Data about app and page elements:
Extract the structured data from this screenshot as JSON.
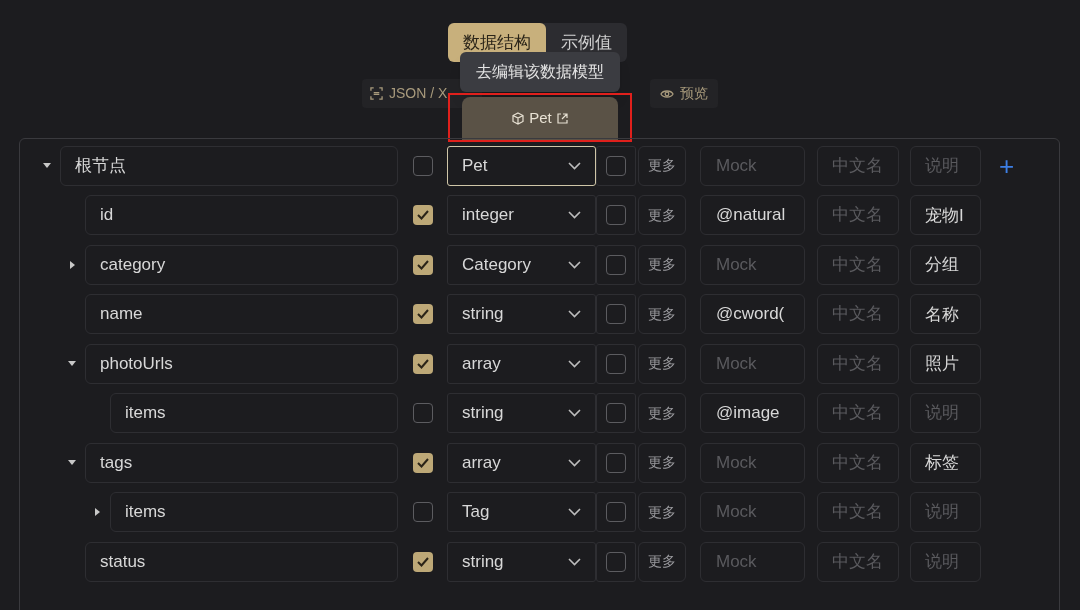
{
  "tabs": [
    {
      "label": "数据结构",
      "selected": true
    },
    {
      "label": "示例值",
      "selected": false
    }
  ],
  "toolbar": {
    "import_label": "JSON / X",
    "preview_label": "预览"
  },
  "tooltip": {
    "text": "去编辑该数据模型"
  },
  "model_button": {
    "label": "Pet",
    "highlighted": true
  },
  "tree": {
    "name": {
      "value": "根节点"
    },
    "required": false,
    "type": "Pet",
    "type_focused": true,
    "nullable": false,
    "more": "更多",
    "mock": {
      "placeholder": "Mock"
    },
    "cn_name": {
      "placeholder": "中文名"
    },
    "desc": {
      "placeholder": "说明"
    },
    "expanded": true,
    "add_button": "+",
    "children": [
      {
        "name": {
          "value": "id"
        },
        "required": true,
        "type": "integer",
        "type_focused": false,
        "nullable": false,
        "more": "更多",
        "mock": {
          "value": "@natural"
        },
        "cn_name": {
          "placeholder": "中文名"
        },
        "desc": {
          "value": "宠物I"
        }
      },
      {
        "name": {
          "value": "category"
        },
        "required": true,
        "type": "Category",
        "type_focused": false,
        "nullable": false,
        "more": "更多",
        "mock": {
          "placeholder": "Mock"
        },
        "cn_name": {
          "placeholder": "中文名"
        },
        "desc": {
          "value": "分组"
        },
        "expanded": false
      },
      {
        "name": {
          "value": "name"
        },
        "required": true,
        "type": "string",
        "type_focused": false,
        "nullable": false,
        "more": "更多",
        "mock": {
          "value": "@cword("
        },
        "cn_name": {
          "placeholder": "中文名"
        },
        "desc": {
          "value": "名称"
        }
      },
      {
        "name": {
          "value": "photoUrls"
        },
        "required": true,
        "type": "array",
        "type_focused": false,
        "nullable": false,
        "more": "更多",
        "mock": {
          "placeholder": "Mock"
        },
        "cn_name": {
          "placeholder": "中文名"
        },
        "desc": {
          "value": "照片"
        },
        "expanded": true,
        "children": [
          {
            "name": {
              "value": "items"
            },
            "required": false,
            "type": "string",
            "type_focused": false,
            "nullable": false,
            "more": "更多",
            "mock": {
              "value": "@image"
            },
            "cn_name": {
              "placeholder": "中文名"
            },
            "desc": {
              "placeholder": "说明"
            }
          }
        ]
      },
      {
        "name": {
          "value": "tags"
        },
        "required": true,
        "type": "array",
        "type_focused": false,
        "nullable": false,
        "more": "更多",
        "mock": {
          "placeholder": "Mock"
        },
        "cn_name": {
          "placeholder": "中文名"
        },
        "desc": {
          "value": "标签"
        },
        "expanded": true,
        "children": [
          {
            "name": {
              "value": "items"
            },
            "required": false,
            "type": "Tag",
            "type_focused": false,
            "nullable": false,
            "more": "更多",
            "mock": {
              "placeholder": "Mock"
            },
            "cn_name": {
              "placeholder": "中文名"
            },
            "desc": {
              "placeholder": "说明"
            },
            "expanded": false
          }
        ]
      },
      {
        "name": {
          "value": "status"
        },
        "required": true,
        "type": "string",
        "type_focused": false,
        "nullable": false,
        "more": "更多",
        "mock": {
          "placeholder": "Mock"
        },
        "cn_name": {
          "placeholder": "中文名"
        },
        "desc": {
          "placeholder": "说明"
        }
      }
    ]
  }
}
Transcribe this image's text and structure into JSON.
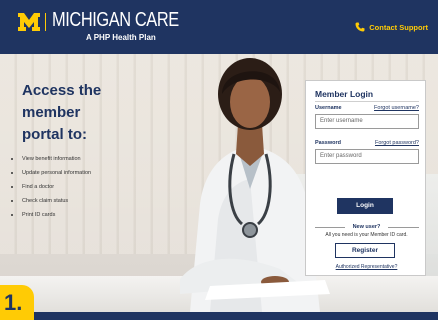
{
  "header": {
    "logo_text": "MICHIGAN CARE",
    "logo_subtitle": "A PHP Health Plan",
    "contact_label": "Contact Support"
  },
  "intro": {
    "heading_line1": "Access the member",
    "heading_line2": "portal to:",
    "items": [
      "View benefit information",
      "Update personal information",
      "Find a doctor",
      "Check claim status",
      "Print ID cards"
    ]
  },
  "login": {
    "title": "Member Login",
    "username_label": "Username",
    "forgot_username": "Forgot username?",
    "username_placeholder": "Enter username",
    "password_label": "Password",
    "forgot_password": "Forgot password?",
    "password_placeholder": "Enter password",
    "login_button": "Login",
    "new_user_heading": "New user?",
    "new_user_text": "All you need is your Member ID card.",
    "register_button": "Register",
    "authorized_rep_link": "Authorized Representative?"
  },
  "step_badge": "1.",
  "colors": {
    "navy": "#1f3461",
    "maize": "#ffcb05"
  },
  "icons": {
    "logo": "block-m-logo",
    "contact": "phone-icon"
  }
}
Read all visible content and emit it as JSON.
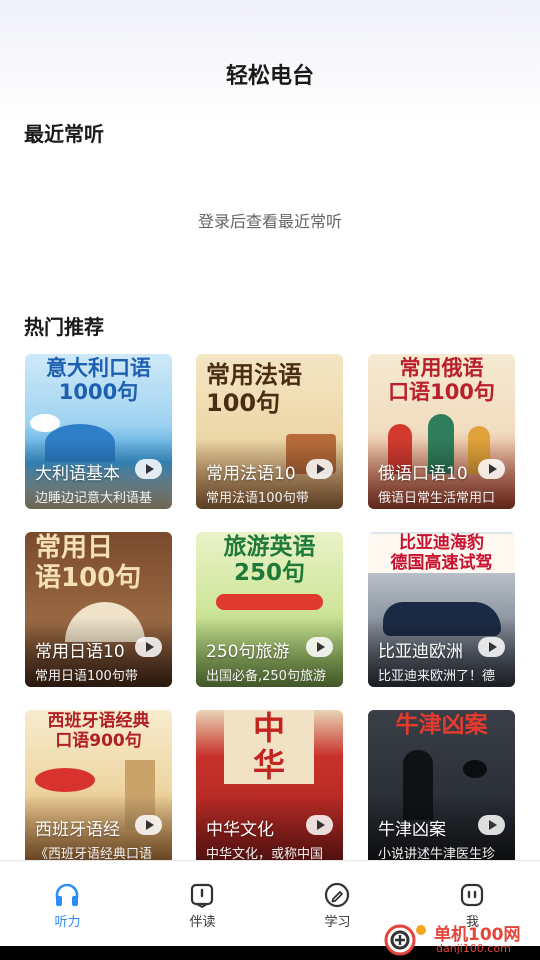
{
  "header": {
    "title": "轻松电台"
  },
  "recent": {
    "title": "最近常听",
    "empty_hint": "登录后查看最近常听"
  },
  "hot": {
    "title": "热门推荐",
    "items": [
      {
        "cover": "意大利口语\n1000句",
        "name": "大利语基本",
        "sub": "边睡边记意大利语基"
      },
      {
        "cover": "常用法语\n100句",
        "name": "常用法语10",
        "sub": "常用法语100句带"
      },
      {
        "cover": "常用俄语\n口语100句",
        "name": "俄语口语10",
        "sub": "俄语日常生活常用口"
      },
      {
        "cover": "常用日\n语100句",
        "name": "常用日语10",
        "sub": "常用日语100句带"
      },
      {
        "cover": "旅游英语\n250句",
        "name": "250句旅游",
        "sub": "出国必备,250句旅游"
      },
      {
        "cover": "比亚迪海豹\n德国高速试驾",
        "name": "比亚迪欧洲",
        "sub": "比亚迪来欧洲了！德"
      },
      {
        "cover": "西班牙语经典\n口语900句",
        "name": "西班牙语经",
        "sub": "《西班牙语经典口语"
      },
      {
        "cover": "中\n华",
        "name": "中华文化",
        "sub": "中华文化，或称中国"
      },
      {
        "cover": "牛津凶案",
        "name": "牛津凶案",
        "sub": "小说讲述牛津医生珍"
      }
    ]
  },
  "tabs": [
    {
      "label": "听力",
      "icon": "headphones-icon"
    },
    {
      "label": "伴读",
      "icon": "book-icon"
    },
    {
      "label": "学习",
      "icon": "pencil-icon"
    },
    {
      "label": "我",
      "icon": "profile-icon"
    }
  ],
  "watermark": {
    "text": "单机100网",
    "url": "danji100.com"
  },
  "colors": {
    "accent": "#2f8cf3",
    "watermark": "#e5443a"
  }
}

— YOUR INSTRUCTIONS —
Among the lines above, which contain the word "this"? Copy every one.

— ANSWER TO THE EXERCISE —
Extract the structured data from this screenshot as JSON.
Transcribe this image's text and structure into JSON.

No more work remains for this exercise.